Only opened in 2017, Bargoed Farm in Cardigan Bay is open all year and has an on-site café and farmshop. Karen, who suggested it, says it’s a very friendly, family-run site. It’s close to the sea and some beautiful walks. Lots of pitches, all hardstanding, and even a dog wash area for mucky pups.
There’s got to be more in Wales, so do let us know if you’ve stayed somewhere worth sharing.
Campsites in Scotland
A great tip from one reader – a map of 400 Scottish campsites that shows open-all-year ones in a different colour so they’re easy to spot.

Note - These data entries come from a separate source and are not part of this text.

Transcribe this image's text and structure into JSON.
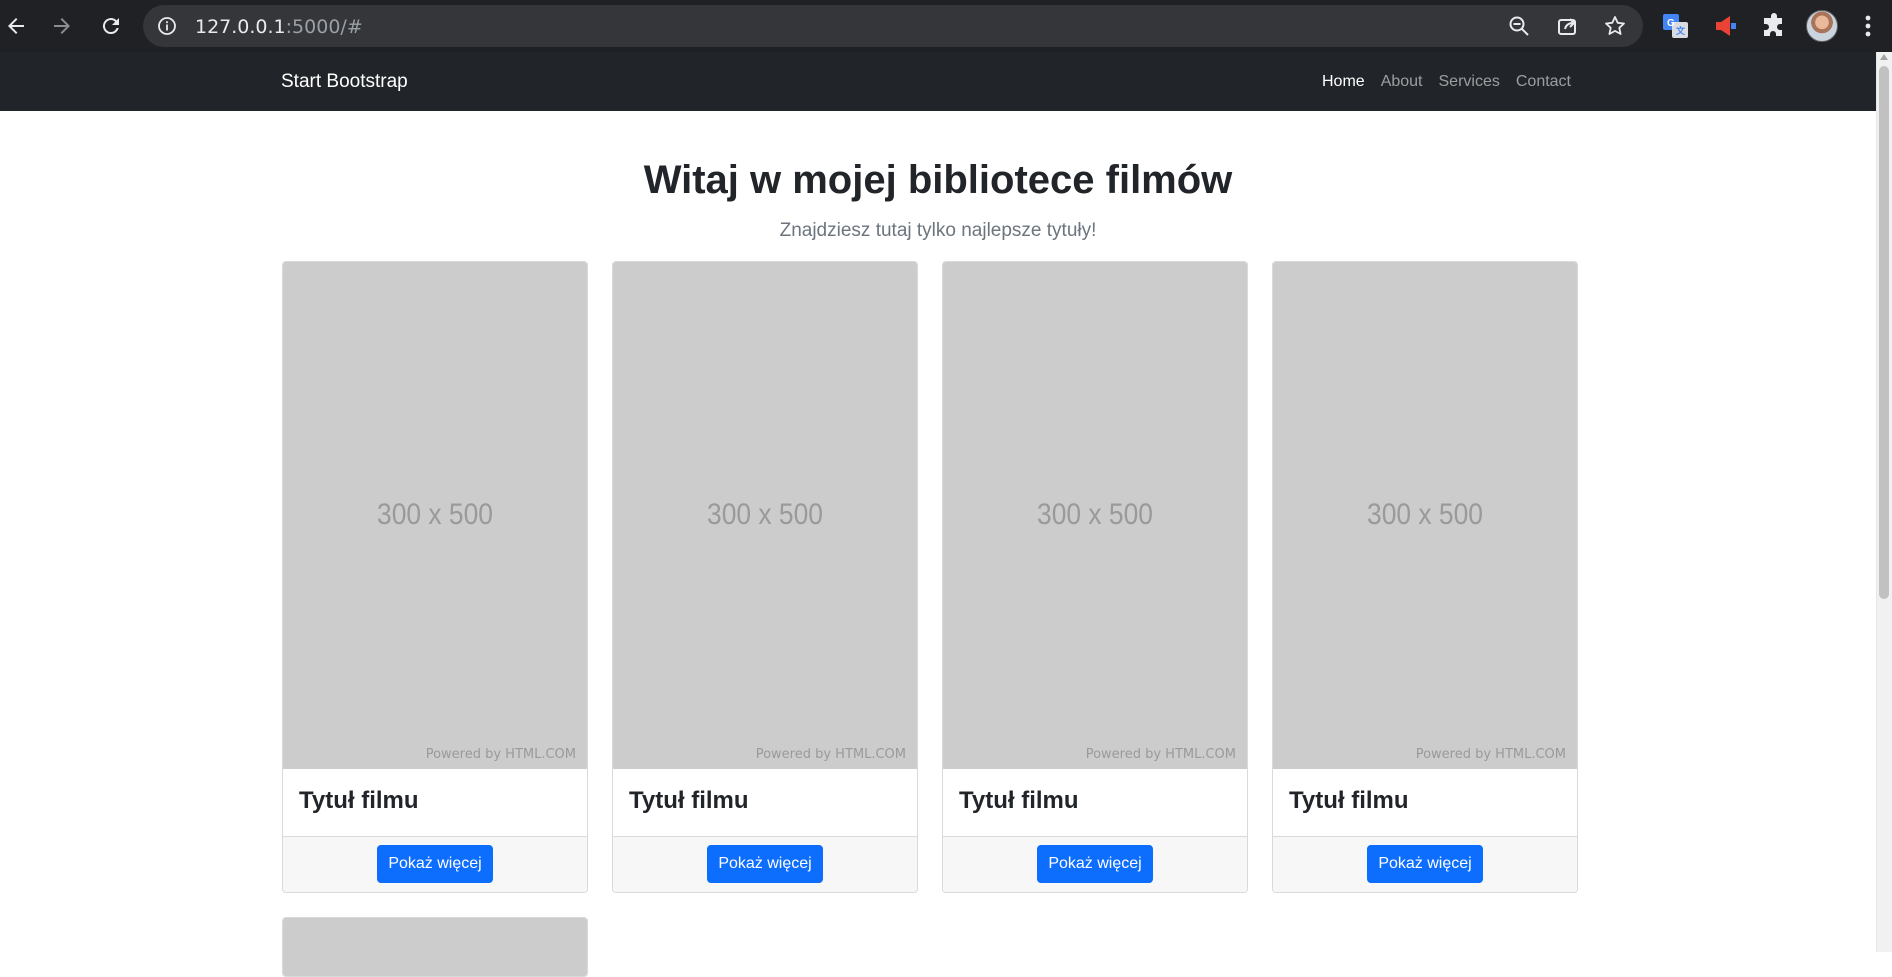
{
  "browser": {
    "url_host": "127.0.0.1",
    "url_path": ":5000/#"
  },
  "navbar": {
    "brand": "Start Bootstrap",
    "links": [
      {
        "label": "Home",
        "active": true
      },
      {
        "label": "About",
        "active": false
      },
      {
        "label": "Services",
        "active": false
      },
      {
        "label": "Contact",
        "active": false
      }
    ]
  },
  "header": {
    "title": "Witaj w mojej bibliotece filmów",
    "subtitle": "Znajdziesz tutaj tylko najlepsze tytuły!"
  },
  "cards": [
    {
      "placeholder": "300 x 500",
      "credit": "Powered by HTML.COM",
      "title": "Tytuł filmu",
      "button": "Pokaż więcej"
    },
    {
      "placeholder": "300 x 500",
      "credit": "Powered by HTML.COM",
      "title": "Tytuł filmu",
      "button": "Pokaż więcej"
    },
    {
      "placeholder": "300 x 500",
      "credit": "Powered by HTML.COM",
      "title": "Tytuł filmu",
      "button": "Pokaż więcej"
    },
    {
      "placeholder": "300 x 500",
      "credit": "Powered by HTML.COM",
      "title": "Tytuł filmu",
      "button": "Pokaż więcej"
    }
  ],
  "colors": {
    "navbar_bg": "#212529",
    "button_bg": "#0d6efd",
    "placeholder_bg": "#cccccc"
  },
  "icons": [
    "back-arrow-icon",
    "forward-arrow-icon",
    "reload-icon",
    "site-info-icon",
    "zoom-out-icon",
    "share-icon",
    "bookmark-star-icon",
    "google-translate-icon",
    "announcement-extension-icon",
    "extensions-puzzle-icon",
    "profile-avatar",
    "chrome-menu-icon"
  ]
}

Red Squirrel Campsite at Glencoe in the Highlands is fabulous. Lots of facilities, including free wifi, a £1 a go battery charging point and 25 acres of countryside to camp in. No motorhomes on Bank Holidays. Small campfires allowed.
Donald Boyd suggests the Camping and Caravanning Club site at Moffat in Dumfries and Galloway. Although there are 180 pitches (for non-members as well as members), the scenery is lovely. It can get a bit packed in and there are no trees to screen individual pitches, but facilities are great and it’s close to town.
Ann Irvine loves Porta Bhaigh campsite 20 miles north of Ullapool on the Coigach peninsula. It does look stunning. Right on the coast, excellent facilities and a winter offer of a discount on food in the bar opposite. Boat trips too.
Lots of people recommended Invercoe Holiday Park at Glencoe near Aviemore, it seems. It has good facilities, including a small shop and a drying room, lakes, mountains and more. You’ll need to book if you’re planning on a Christmas or New Year break here, by the way.
Barbra Wilkie suggests Invercauld campsite in Braemar: “It caters for skiers and hill walkers and is open all year, has drying room, laundry, boot room, storage for skis etc, good facilities, and is on the edge of Braemar, so close enough to walk to shops/bars/restaurants. It still feels like it’s in the middle of nowhere and is close to the ski resort and lots of walking/cycling routes.”
Some campervan and motorhome owners have also suggested wild camping in Scotland. We’re definitely game for that. One recommendation is the ski centre car park in the Cairngorms, where you’ll even get wifi – how wild is that! And Jules Robinson suggests the Falkirk Wheel because you can use the boat facilities.